25% on said amount for attorneys fees and collection. xxx.
[17]

It may also be noted that the above stipulation, insofar as it provides for the
payment of 25% on said amount for attorneys fees and collection (sic), constitutes
what is known as a penal clause.[18] Petitioner is thus obliged to pay such penalty in
addition to the 12% annual interest, there being an express stipulation to that effect.
Petitioner nevertheless urges this Court to reduce the attorneys fees for being
grossly excessive, considering the nature of the case which is a mere action for
collection of a sum of money. It may be pointed out however that the above penalty is
supposed to answer not only for attorneys fees but for collection fees as
well. Moreover:

x x x the attorneys fees here provided is not, strictly speaking, the attorneys
fees recoverable as between attorney and client spoken of and regulated by
the Rules of Court. Rather, the attorneys fees here are in the nature of
liquidated damages and the stipulation therefor is aptly called a penal
clause. It has been said that so long as such stipulation does not contravene
law, morals, or public order, it is strictly binding upon defendant. The
attorneys fees so provided are awarded in favor of the litigant, not his
counsel. It is the litigant, not counsel, who is the judgment creditor entitled to
enforce the judgment by execution.
[19]

Nonetheless, courts are empowered to reduce such penalty if the same is


iniquitous or unconscionable. Article 1229 of the Civil Code states thus:

ART. 1229. The judge shall equitably reduce the penalty when the principal
obligation has been partly or irregularly complied with by the debtor. Even if
there has been no performance, the penalty may also be reduced by the
courts if it is iniquitous or unconscionable. (Underscoring supplied.)
The sentiments of the law are echoed in Article 2227 of the same Code:

ART. 2227. Liquidated damages, whether intended as an indemnity or a


penalty, shall be equitably reduced if they are iniquitous or unconscionable.

It is true that we have upheld the reasonableness of penalties in the form of

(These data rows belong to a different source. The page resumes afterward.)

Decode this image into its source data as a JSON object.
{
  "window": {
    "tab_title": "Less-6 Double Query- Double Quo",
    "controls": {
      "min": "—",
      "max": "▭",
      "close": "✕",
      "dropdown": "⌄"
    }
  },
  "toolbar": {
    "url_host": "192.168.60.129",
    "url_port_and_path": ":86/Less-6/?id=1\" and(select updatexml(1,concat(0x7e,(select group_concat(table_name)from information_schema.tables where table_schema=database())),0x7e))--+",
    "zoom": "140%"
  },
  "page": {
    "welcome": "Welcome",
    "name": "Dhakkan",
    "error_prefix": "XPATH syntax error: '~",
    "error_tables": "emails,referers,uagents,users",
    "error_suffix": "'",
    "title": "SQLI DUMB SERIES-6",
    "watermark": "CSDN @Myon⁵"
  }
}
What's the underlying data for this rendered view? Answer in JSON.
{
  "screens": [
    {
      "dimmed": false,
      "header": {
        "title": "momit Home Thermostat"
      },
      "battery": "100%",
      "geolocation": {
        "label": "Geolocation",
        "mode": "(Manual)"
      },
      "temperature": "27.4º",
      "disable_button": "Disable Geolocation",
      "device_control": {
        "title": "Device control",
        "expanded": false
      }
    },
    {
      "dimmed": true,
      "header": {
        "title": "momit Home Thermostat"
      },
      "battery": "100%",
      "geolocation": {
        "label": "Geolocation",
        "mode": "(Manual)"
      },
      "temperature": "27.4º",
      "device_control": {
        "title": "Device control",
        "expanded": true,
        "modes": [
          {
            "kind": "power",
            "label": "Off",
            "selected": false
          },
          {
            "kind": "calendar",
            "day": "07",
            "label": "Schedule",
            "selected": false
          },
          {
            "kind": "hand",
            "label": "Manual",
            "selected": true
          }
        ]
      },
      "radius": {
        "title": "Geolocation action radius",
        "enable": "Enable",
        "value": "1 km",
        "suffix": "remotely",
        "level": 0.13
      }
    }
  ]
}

attorneys fees consisting of twenty-five percent (25%) of the principal debt plus
interest.[20] In the case at bar, however, the interest alone runs to some four and a half
million pesos (P4.5M), even exceeding the principal debt amounting to almost four
million pesos (P4.0M). Twenty five percent (25%) of the principal and interest amounts
to roughly two million pesos (P2M). In real terms, therefore, the attorneys fees and
collection fees are manifestly exorbitant. Accordingly, we reduce the same to ten
percent (10%) of the principal.
Private respondent, however, argues that petitioner failed to question the award of
attorneys fees on appeal before respondent court and raised the issue only in its
motion for reconsideration. Consequently, petitioner should be deemed to have waived
its right to question such award.
Private respondents attempts to dissuade us from reducing the penalty are
futile. The Court is clothed with ample authority to review matters, even if they are not
assigned as errors in their appeal, if it finds that their consideration is necessary in
arriving at a just decision of the case.[21]
WHEREFORE, the decision of the Court of Appeals is hereby MODIFIED in that the
attorneys and collection fees are reduced to ten percent (10%) of the principal but is
AFFIRMED in all other respects.
SO ORDERED.